Egypt’s Canal cities: Entrepreneurial by nature, but lacking in methodology

Entrepreneurship ecosystems in the Canal cities remain void and almost nonexistent as a result of misplaced funding and a lack of regular support and methodology

After touching down in Tanta and Mansoura, Techne Drifts 2018’s third and fourth stop on their Egyptian governorates tour took place in the Canal cities, namely Port Said and Suez.

Both governorates used to be global focal points and entrepreneurial by nature, either due to economic importance in the case of Suez, or to cosmopolitan flair in the case of Port Said. However, the entrepreneurship ecosystems in the two Canal cities remain void and almost nonexistent as a result of misplaced funding and a lack of regular support and methodology, despite their attractiveness.

Ecosystem and potential in the Canal cities
Hesham Wahby, CEO of Innoventures incubator, tells Business Forward that the interesting feature of the Canal cities is that they are part of a global market that pertains to the transportation and petroleum sectors.

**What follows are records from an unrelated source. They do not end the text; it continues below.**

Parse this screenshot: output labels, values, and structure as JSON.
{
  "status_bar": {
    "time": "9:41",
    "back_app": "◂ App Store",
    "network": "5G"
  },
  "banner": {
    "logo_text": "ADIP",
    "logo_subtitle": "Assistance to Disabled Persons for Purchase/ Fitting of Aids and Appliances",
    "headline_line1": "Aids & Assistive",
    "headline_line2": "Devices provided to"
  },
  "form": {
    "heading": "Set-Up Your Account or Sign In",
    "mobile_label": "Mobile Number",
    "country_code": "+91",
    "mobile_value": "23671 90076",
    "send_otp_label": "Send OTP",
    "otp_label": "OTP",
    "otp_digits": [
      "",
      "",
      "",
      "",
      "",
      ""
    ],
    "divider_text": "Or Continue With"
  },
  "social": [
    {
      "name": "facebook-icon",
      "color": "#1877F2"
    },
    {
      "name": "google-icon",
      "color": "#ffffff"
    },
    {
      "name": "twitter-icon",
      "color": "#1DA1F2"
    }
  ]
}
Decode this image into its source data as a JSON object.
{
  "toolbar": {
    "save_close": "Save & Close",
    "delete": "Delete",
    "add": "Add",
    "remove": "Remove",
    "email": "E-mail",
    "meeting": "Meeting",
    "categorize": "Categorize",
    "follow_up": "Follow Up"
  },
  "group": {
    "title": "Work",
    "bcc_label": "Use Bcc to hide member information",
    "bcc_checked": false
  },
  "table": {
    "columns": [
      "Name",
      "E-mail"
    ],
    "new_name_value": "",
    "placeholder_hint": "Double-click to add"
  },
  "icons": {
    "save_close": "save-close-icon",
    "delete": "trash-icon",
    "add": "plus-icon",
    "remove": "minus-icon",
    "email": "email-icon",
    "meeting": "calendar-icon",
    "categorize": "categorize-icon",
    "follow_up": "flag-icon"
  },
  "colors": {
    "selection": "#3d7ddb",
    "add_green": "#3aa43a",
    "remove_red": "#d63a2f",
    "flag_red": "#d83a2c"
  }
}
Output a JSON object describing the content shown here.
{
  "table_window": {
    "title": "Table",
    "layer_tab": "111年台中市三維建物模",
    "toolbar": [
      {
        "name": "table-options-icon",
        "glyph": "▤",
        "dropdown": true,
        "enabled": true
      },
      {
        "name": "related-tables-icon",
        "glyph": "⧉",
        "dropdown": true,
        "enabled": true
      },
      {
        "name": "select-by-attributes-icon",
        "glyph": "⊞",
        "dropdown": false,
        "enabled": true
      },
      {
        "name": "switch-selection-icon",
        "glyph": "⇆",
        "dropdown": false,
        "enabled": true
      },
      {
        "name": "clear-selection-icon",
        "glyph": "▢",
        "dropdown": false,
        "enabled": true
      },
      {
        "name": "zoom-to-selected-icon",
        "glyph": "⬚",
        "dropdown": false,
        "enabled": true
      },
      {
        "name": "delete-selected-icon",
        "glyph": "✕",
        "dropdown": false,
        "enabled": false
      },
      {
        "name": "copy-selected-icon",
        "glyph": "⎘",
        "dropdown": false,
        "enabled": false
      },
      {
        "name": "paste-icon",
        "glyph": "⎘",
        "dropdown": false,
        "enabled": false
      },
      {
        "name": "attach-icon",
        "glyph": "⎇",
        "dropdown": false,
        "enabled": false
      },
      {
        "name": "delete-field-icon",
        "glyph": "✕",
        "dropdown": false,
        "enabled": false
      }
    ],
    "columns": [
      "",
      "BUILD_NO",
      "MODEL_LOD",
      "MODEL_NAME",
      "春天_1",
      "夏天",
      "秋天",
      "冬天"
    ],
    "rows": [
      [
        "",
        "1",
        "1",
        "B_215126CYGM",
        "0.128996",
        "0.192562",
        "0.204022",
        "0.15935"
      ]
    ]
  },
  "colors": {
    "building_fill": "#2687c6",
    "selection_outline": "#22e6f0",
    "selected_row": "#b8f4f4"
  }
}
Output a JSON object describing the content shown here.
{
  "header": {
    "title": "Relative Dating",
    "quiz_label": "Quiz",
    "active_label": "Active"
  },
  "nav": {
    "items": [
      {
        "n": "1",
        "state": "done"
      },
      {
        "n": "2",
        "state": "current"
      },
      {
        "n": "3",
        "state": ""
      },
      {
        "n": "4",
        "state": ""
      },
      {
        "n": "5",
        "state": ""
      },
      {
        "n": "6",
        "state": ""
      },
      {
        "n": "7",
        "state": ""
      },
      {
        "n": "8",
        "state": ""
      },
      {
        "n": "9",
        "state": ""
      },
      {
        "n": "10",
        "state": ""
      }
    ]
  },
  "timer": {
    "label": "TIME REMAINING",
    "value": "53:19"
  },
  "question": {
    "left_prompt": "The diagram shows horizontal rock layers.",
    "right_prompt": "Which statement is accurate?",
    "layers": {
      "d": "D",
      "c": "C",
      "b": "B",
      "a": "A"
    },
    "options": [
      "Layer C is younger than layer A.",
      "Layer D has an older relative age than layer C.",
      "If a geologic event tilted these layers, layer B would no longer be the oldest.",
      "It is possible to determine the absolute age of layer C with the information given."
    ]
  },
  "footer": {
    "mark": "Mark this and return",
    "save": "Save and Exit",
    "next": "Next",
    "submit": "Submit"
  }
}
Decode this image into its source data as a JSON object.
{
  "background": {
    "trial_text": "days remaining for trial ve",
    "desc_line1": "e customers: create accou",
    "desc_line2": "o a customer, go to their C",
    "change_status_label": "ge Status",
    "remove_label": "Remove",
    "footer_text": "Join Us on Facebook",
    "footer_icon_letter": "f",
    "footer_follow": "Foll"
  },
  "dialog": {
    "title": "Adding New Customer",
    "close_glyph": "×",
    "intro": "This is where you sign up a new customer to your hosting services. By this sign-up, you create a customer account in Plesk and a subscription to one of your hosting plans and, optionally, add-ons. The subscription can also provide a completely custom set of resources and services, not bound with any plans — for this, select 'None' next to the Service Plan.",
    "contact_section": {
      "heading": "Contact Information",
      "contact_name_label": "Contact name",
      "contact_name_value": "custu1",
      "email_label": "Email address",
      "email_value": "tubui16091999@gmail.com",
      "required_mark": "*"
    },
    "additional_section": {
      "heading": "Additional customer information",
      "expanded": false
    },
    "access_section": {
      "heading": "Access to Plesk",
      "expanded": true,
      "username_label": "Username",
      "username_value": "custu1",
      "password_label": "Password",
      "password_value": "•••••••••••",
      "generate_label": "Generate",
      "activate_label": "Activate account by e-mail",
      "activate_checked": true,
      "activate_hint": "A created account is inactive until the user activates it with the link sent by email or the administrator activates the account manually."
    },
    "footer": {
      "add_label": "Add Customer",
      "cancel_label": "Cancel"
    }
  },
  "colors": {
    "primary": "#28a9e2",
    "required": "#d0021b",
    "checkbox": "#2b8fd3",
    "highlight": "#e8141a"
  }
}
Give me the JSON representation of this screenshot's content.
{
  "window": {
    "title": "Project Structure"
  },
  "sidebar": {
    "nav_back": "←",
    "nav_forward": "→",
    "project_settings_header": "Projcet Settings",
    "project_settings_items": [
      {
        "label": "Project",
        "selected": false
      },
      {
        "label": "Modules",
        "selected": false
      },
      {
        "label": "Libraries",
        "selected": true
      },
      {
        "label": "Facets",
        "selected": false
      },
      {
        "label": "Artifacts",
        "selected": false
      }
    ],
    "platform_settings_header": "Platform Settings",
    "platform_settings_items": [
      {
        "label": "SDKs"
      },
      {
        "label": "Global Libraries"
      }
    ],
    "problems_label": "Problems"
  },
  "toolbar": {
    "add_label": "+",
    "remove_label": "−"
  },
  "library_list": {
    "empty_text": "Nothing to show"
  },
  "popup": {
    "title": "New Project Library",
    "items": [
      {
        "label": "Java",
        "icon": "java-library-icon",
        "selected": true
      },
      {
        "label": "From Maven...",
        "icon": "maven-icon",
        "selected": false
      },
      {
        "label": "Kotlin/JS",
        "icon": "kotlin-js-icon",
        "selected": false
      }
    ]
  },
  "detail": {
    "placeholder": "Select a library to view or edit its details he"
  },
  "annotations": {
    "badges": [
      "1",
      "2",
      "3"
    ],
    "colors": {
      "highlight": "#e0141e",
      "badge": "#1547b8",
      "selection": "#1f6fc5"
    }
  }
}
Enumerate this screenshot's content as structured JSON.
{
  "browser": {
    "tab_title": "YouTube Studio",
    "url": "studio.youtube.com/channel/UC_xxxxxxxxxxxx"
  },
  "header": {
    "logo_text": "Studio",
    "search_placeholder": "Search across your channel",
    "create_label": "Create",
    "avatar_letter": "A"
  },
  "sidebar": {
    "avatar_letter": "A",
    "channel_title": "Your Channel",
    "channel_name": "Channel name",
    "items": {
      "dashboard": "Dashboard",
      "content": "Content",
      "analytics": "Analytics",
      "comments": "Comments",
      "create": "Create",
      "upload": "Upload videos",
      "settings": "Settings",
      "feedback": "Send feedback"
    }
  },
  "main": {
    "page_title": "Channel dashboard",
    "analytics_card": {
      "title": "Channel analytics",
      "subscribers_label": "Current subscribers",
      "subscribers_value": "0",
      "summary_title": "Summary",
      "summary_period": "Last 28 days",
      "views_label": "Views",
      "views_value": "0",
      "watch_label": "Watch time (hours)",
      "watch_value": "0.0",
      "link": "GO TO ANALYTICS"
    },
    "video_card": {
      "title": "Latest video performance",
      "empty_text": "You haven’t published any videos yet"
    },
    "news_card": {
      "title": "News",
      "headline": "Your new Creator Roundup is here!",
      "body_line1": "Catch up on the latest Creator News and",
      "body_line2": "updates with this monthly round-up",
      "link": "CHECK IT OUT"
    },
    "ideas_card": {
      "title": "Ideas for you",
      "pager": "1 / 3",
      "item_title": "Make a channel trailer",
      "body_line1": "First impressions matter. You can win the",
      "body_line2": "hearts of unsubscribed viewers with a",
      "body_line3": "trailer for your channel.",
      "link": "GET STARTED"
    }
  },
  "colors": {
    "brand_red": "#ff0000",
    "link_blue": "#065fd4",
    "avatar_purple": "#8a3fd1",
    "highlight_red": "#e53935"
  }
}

“There is potentially a lot of development and money that will be placed in the Canal area, but the resources and money should be used in a good way,” Wahby adds.

Currently, there are five experts and mentors running the Innoventures Ideaspace in the Canal cities, and they are forecast to increase to 20 experts in a two-year span, according to Wahby.

Outside Cairo and Alexandria, the businesses are usually traditional and a lot of innovation needs to emerge, he says – a point seconded by Hassan Mohamed Ahmed, professor at the University of Suez’s Faculty of Science and manager of the Academy of Scientific Research & Technology’s (ASRT) Regional Development Center.

Port Said is an entrepreneurial city by nature, given that it is mainly inhabited by traders

The center is the first of its kind to serve entrepreneurs in the Canal cities, Sinai and the Red Sea region.

“Investment-wise, the region should be appealing in the sectors of industry and fishing. The regional center will provide logistic services in the sector of petroleum and petrochemicals,” Ahmed says, stressing that the foundation of an ecosystem in these sectors is in place, but it needs startup companies and investors.

In cooperation with the University of Suez and the private sector, the regional center will establish a tech incubator, and is intending to engage with people inside and outside the university to know more about entrepreneurship and innovation.

 What do startups need in the Canal cities?
Mohamed Salah and Hadeer Segaa are cofounders of an upcycling startup in Port Said, who – as many fellow entrepreneurs in the Delta region – had to travel to Cairo and Alexandria in order to seek regular mentorship and opportunities to develop their idea.

“After I had traveled to Alexandria and Cairo, I saw that youths in these governorates have more advanced ideas and education, so naturally they get more and better opportunities,” Salah says.

Segaa and Salah add that Port Said is an entrepreneurial city by nature, given that it is mainly inhabited by traders. However, business are started without any clear methodology or entrepreneurship know-how.

What the Canal cities are missing are regular support and opportunities, and a plan on how to place the available funding in the right places.

Techne Drifts 2018 is currently in Upper Egypt. Stay tuned for more insights on the startup scenes and ecosystems in Egypt’s governorates.

    Knowledge Partners

    CONTACT US

    School of Business
    American University in Cairo
    AUC Avenue – P.O. Box 74
    New Cairo 11835
    Egypt
    Email: BusinessForward@aucegypt.edu

    Copyrights © 2017 The American University in Cairo School of Business • All Rights Reserved

    Copyrights © 2017 The American University in Cairo School of Business • All Rights Reserved